“Now comes the brave part of the story. Without saying any more, and notwithstanding the entreaties of his men, who knew that in all probability he was going to a death by torture, for he was so brave that the natives had set a great price upon him, wishing to kill him and use his body for medicine, which they thought would make them as brave as he was, that officer rode out far away into the mountains with only an interpreter and a white handkerchief, till he came to the chief’s stronghold. But when the natives saw him coming, holding up his white handkerchief, they did not fire at him as his men had fired at them, because they were so astonished at his bravery that they thought he must be mad or inspired. So he came straight on to the walls of the stronghold, called to the chief and begged his pardon for what had happened, and then rode away again unharmed. Shortly afterwards, the chief, having captured some of the officer’s volunteers, whom in the ordinary course of affairs he would have tortured to death, sent them back again untouched, with a message to the effect that he would show the English officer that he was not the only man who could behave ‘like a gentleman.’ I should like to know that man. Do you know who he was?”

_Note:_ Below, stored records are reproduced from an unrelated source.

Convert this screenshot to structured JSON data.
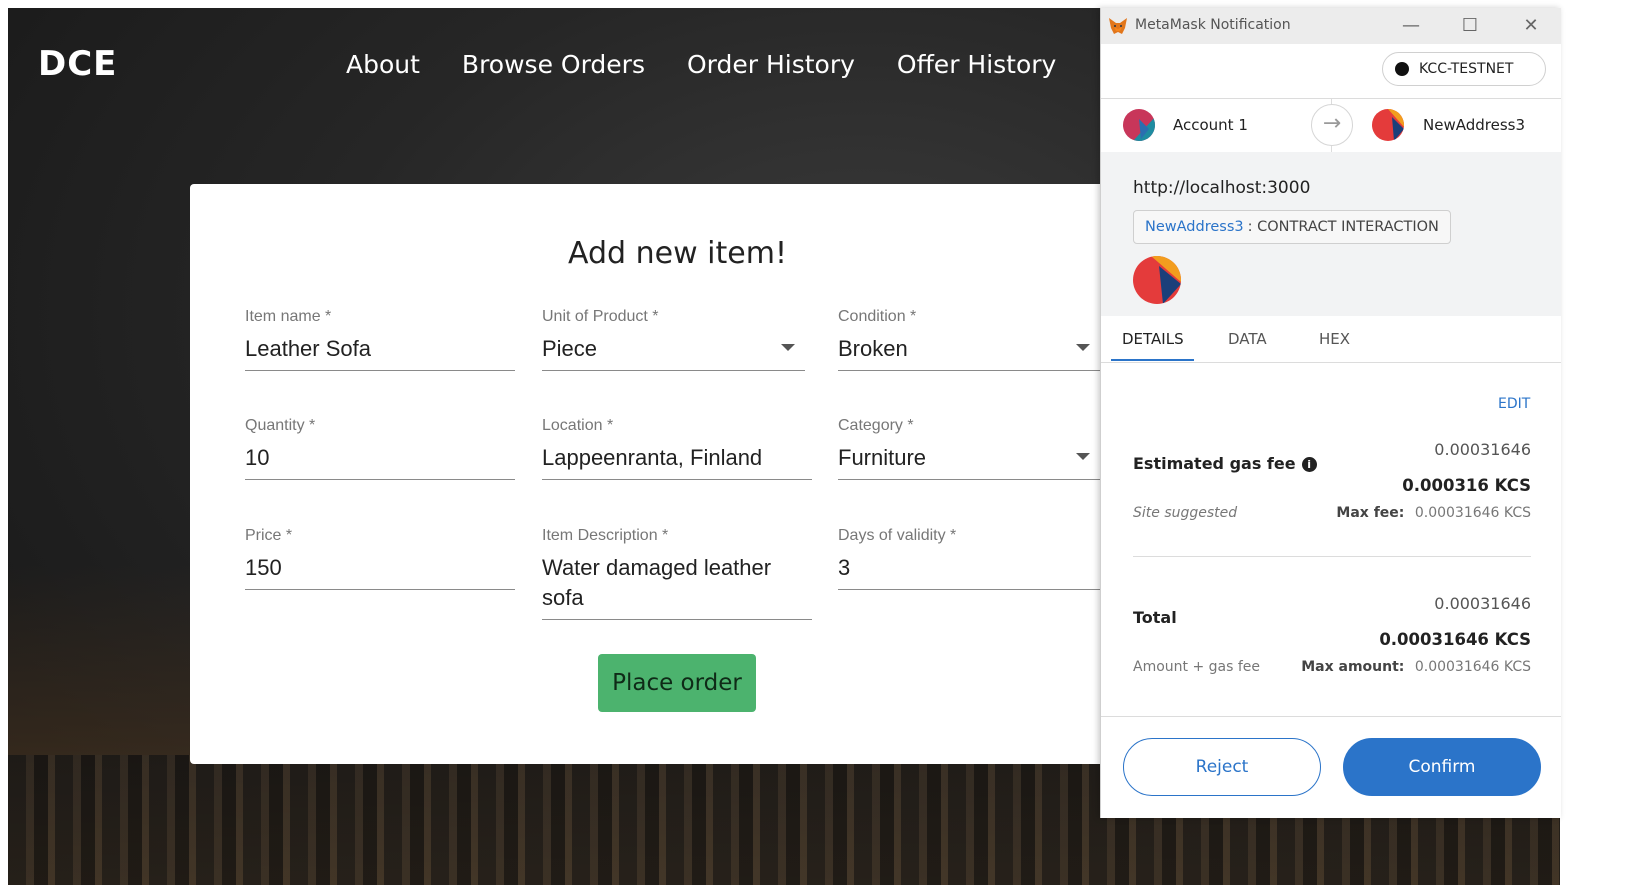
{
  "app": {
    "logo": "DCE",
    "nav": [
      "About",
      "Browse Orders",
      "Order History",
      "Offer History"
    ]
  },
  "form": {
    "title": "Add new item!",
    "fields": {
      "item_name": {
        "label": "Item name *",
        "value": "Leather Sofa"
      },
      "unit": {
        "label": "Unit of Product  *",
        "value": "Piece"
      },
      "condition": {
        "label": "Condition  *",
        "value": "Broken"
      },
      "quantity": {
        "label": "Quantity *",
        "value": "10"
      },
      "location": {
        "label": "Location *",
        "value": "Lappeenranta, Finland"
      },
      "category": {
        "label": "Category  *",
        "value": "Furniture"
      },
      "price": {
        "label": "Price *",
        "value": "150"
      },
      "description": {
        "label": "Item Description *",
        "value_line1": "Water damaged leather",
        "value_line2": "sofa"
      },
      "validity": {
        "label": "Days of validity *",
        "value": "3"
      }
    },
    "submit_label": "Place order"
  },
  "metamask": {
    "window_title": "MetaMask Notification",
    "network": "KCC-TESTNET",
    "from_account": "Account 1",
    "to_account": "NewAddress3",
    "origin": "http://localhost:3000",
    "interaction_address": "NewAddress3",
    "interaction_type": ": CONTRACT INTERACTION",
    "tabs": [
      "DETAILS",
      "DATA",
      "HEX"
    ],
    "edit_label": "EDIT",
    "gas": {
      "label": "Estimated gas fee",
      "value": "0.00031646",
      "value_kcs": "0.000316 KCS",
      "sub_label": "Site suggested",
      "max_label": "Max fee:",
      "max_value": "0.00031646 KCS"
    },
    "total": {
      "label": "Total",
      "value": "0.00031646",
      "value_kcs": "0.00031646 KCS",
      "sub_label": "Amount + gas fee",
      "max_label": "Max amount:",
      "max_value": "0.00031646 KCS"
    },
    "reject_label": "Reject",
    "confirm_label": "Confirm"
  },
  "colors": {
    "accent_blue": "#2b74c9",
    "place_order_green": "#4cb36e"
  }
}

Bottles looked uncomfortable, as well he might, for it was an incident in his own career; but her praise and enthusiasm sent a flush of pride into his face.
“I believe it was some fellow in the Basuto War,” he said, prevaricating with peculiar awkwardness.

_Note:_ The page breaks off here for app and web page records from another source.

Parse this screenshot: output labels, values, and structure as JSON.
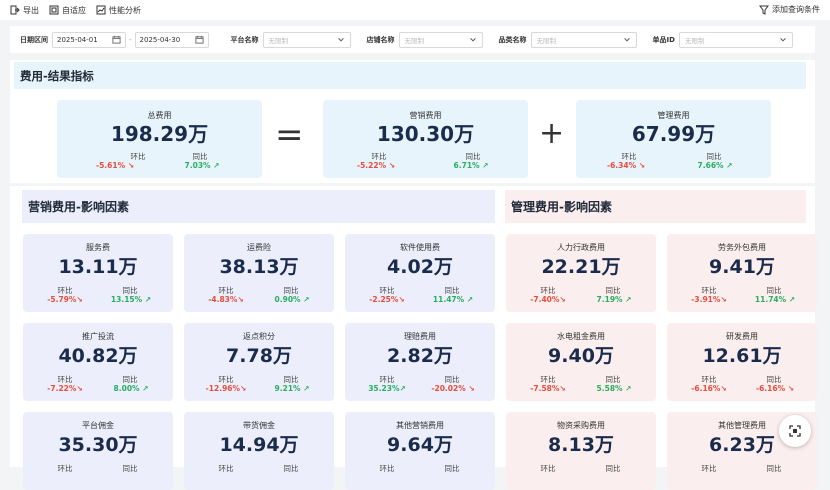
{
  "toolbar": {
    "export": "导出",
    "adaptive": "自适应",
    "perf": "性能分析",
    "add_filter": "添加查询条件"
  },
  "filters": {
    "date_label": "日期区间",
    "date_start": "2025-04-01",
    "date_end": "2025-04-30",
    "platform_label": "平台名称",
    "store_label": "店铺名称",
    "category_label": "品类名称",
    "sku_label": "单品ID",
    "placeholder": "无限制"
  },
  "result": {
    "title": "费用-结果指标",
    "total": {
      "name": "总费用",
      "value": "198.29万",
      "mom_label": "环比",
      "mom": "-5.61%",
      "yoy_label": "同比",
      "yoy": "7.03%"
    },
    "marketing": {
      "name": "营销费用",
      "value": "130.30万",
      "mom_label": "环比",
      "mom": "-5.22%",
      "yoy_label": "同比",
      "yoy": "6.71%"
    },
    "management": {
      "name": "管理费用",
      "value": "67.99万",
      "mom_label": "环比",
      "mom": "-6.34%",
      "yoy_label": "同比",
      "yoy": "7.66%"
    },
    "equals": "=",
    "plus": "+"
  },
  "marketing_section": {
    "title": "营销费用-影响因素"
  },
  "management_section": {
    "title": "管理费用-影响因素"
  },
  "cards": [
    {
      "name": "服务费",
      "value": "13.11万",
      "mom": "-5.79%",
      "yoy": "13.15%"
    },
    {
      "name": "运费险",
      "value": "38.13万",
      "mom": "-4.83%",
      "yoy": "0.90%"
    },
    {
      "name": "软件使用费",
      "value": "4.02万",
      "mom": "-2.25%",
      "yoy": "11.47%"
    },
    {
      "name": "人力行政费用",
      "value": "22.21万",
      "mom": "-7.40%",
      "yoy": "7.19%"
    },
    {
      "name": "劳务外包费用",
      "value": "9.41万",
      "mom": "-3.91%",
      "yoy": "11.74%"
    },
    {
      "name": "推广投流",
      "value": "40.82万",
      "mom": "-7.22%",
      "yoy": "8.00%"
    },
    {
      "name": "返点积分",
      "value": "7.78万",
      "mom": "-12.96%",
      "yoy": "9.21%"
    },
    {
      "name": "理赔费用",
      "value": "2.82万",
      "mom": "35.23%",
      "yoy": "-20.02%"
    },
    {
      "name": "水电租金费用",
      "value": "9.40万",
      "mom": "-7.58%",
      "yoy": "5.58%"
    },
    {
      "name": "研发费用",
      "value": "12.61万",
      "mom": "-6.16%",
      "yoy": "-6.16%"
    },
    {
      "name": "平台佣金",
      "value": "35.30万",
      "mom": "",
      "yoy": ""
    },
    {
      "name": "带货佣金",
      "value": "14.94万",
      "mom": "",
      "yoy": ""
    },
    {
      "name": "其他营销费用",
      "value": "9.64万",
      "mom": "",
      "yoy": ""
    },
    {
      "name": "物资采购费用",
      "value": "8.13万",
      "mom": "",
      "yoy": ""
    },
    {
      "name": "其他管理费用",
      "value": "6.23万",
      "mom": "",
      "yoy": ""
    }
  ],
  "labels": {
    "mom": "环比",
    "yoy": "同比"
  },
  "colors": {
    "marketing_bg": "#eceefb",
    "management_bg": "#fbeeee",
    "result_bg": "#e8f4fb",
    "negative": "#e74c3c",
    "positive": "#27ae60"
  }
}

“Oh, then it _is_ a true story?”
“Yes–that is, it is partially true. There was nothing heroic about it. It was a necessary act if our honour as fair opponents was to continue to be worth anything.”
“But who was the man?” she asked, fixing her dark eyes on him suspiciously.
“The man!” he stammered. “Oh, the man–well, in short—-” and he stopped.
“In short, _George_,” she put in, for the first time calling him by his Christian name, “that man was _you_, and I am so proud of you, George.”
It was very hateful to him in a way, for he loathed that kind of personal adulation, even from her. He was so intensely modest he had never even reported the incident in question; it had come out in some roundabout way. Yet he could not but feel happy that she had found him out. It was a great deal to him to have moved her, and her sparkling eyes and heaving bosom showed that she was somewhat moved.
He looked up and his eyes caught hers; the room was nearly dark now, but the bright flame from the wood the servant had put on the fire played upon her face. His eyes caught hers, and there was a look in them from which he could not escape, even if he had wished to do so. She had thrown her head back so that the coronet of her glossy hair rested upon the back of her low seat, and thus, without strain, could look straight up into his face. He had risen, and was standing by the mantelpiece. A slow, sweet smile grew upon the perfect face, and the dark eyes became soft and luminous as though they shone through tears.
In another second it had ended, as she thought that it would end and had intended that it should end. The great strong man was down–yes, down on his knees before her, one trembling hand catching at the arm of her chair, and the other clasping her tapering fingers. There was no hesitation or awkwardness about him now, the greatness of his long-pent passion inspired him, and he told her all without let or stop–all that he had suffered for her sake throughout those lonely years, all his wretched hopelessness, keeping nothing back.
Much she did not understand; such a passion as this was too deep to be fathomed by her shallow lines, too soaring for her to net in her world-straitened imagination. Once or twice even his exalted notions made her smile: it seemed ridiculous, knowing the world as she did, that any man should think thus of _any_ woman. Nor, when at length he had finished, did she attempt an answer, feeling that her strength lay in silence, for she had a poor case. At least, the only argument that she used was a purely feminine one, but perfectly effective. She bent her beautiful face towards him, and he kissed it again and again.